A reflection on Jesus:
It is beyond excruciating
I, the Lord, love justice
And yet there are two criminals hanging
Left and right beside me,
like so much washing
Life ebbing away as the
morning approaches evening
And I do not rebuke them
One is insulting, while the other is broken: ‘He has done nothing,
Jesus, remember me
when you come to your kingdom.’
I have come for captives’ freedom
I have come to restore new Eden
I have come that there is no word ‘heathen’ but blessed, redeemed and the price paid even
as they take their pound of flesh
(Plus one hundred and fifty pounds more)
The butcher’s blocks
Hoisted into a cross
And the pounds whipped off
by the cat-o-nine
Nine am when they hung me
Three on a hill
Three in the Trinity
One crying still
Why have thou forsaken me?’
A crown plaited well
No daisy chain
But shredded palms remain
From the frenzied forging
Of rabid statesmen
thorn, barb, spear
kill, lie, steal
Sharp objects, no beauty laurel
No job well done, for now, just a deeply gouged brow, sweat drops and real blood, my eyes bruised shut.
The oil of joy
is so far from me
I hear the distant thump
of war drums, or blood rushing in my ear drums...
'This day you’ll join me in paradise.’
The woman of Bethany
The woman of Mary
Their oil heralded victory
A king is born
And so a King must die.
Hebrew, Latin and Greek
These accusations run deep
The writing is on the wall of heaven
The King of the Jews.

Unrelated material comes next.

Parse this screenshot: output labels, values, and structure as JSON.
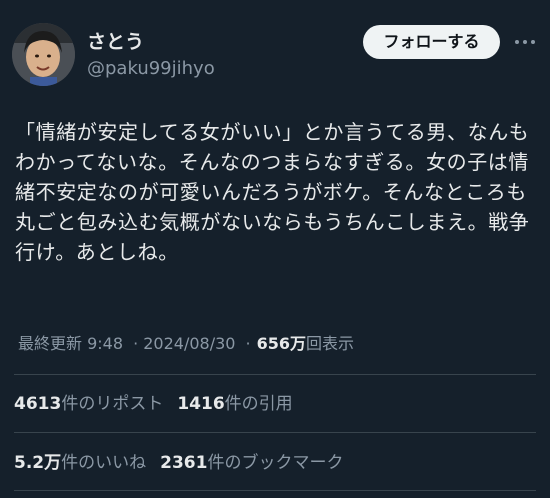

Surely this was,
Surely I AM.
The garment of praise
is less luxurious mink
than a technicolour nightmare-coat
The Father’s favourite son
Torn apart by wolves
‘I had a dream, brothers and sisters – you all bowed down and worshipped me.’
The choir must be warming up
Holding breaths, waiting for the conductor but the Harmony of Heaven is hung on a tree
So this is Victory?
A reflection from now:
Sometimes I wonder why I keep looking to see success as marked out by modernists or historians,
rather than what my Saviour says:
A rooster is crowing, knowing my three-time denial and yet,
I am still a rock that gets to
build the church.
Sometimes I marvel at Pilate’s
Ineffective chess moves –
Pawn takes Rook(ie),
Bishop takes King
Stalemate. ‘What I have written, I have written.’ A final act of defiance.
Sometimes I wonder that the robe of purple and crown of thorns
that assaulted my Saviour
as he was slapped and sworn at
still didn’t come close to the
crowning glory of a dirty
burial shroud, an empty tomb,
the Broken Bread, and a broiled fish:
‘I am flesh and bone
Take this cup from me and yet
not I will, but,
‘What I have Written, I have Written’
And now I am writing to say, I agree. And so also,
in the same way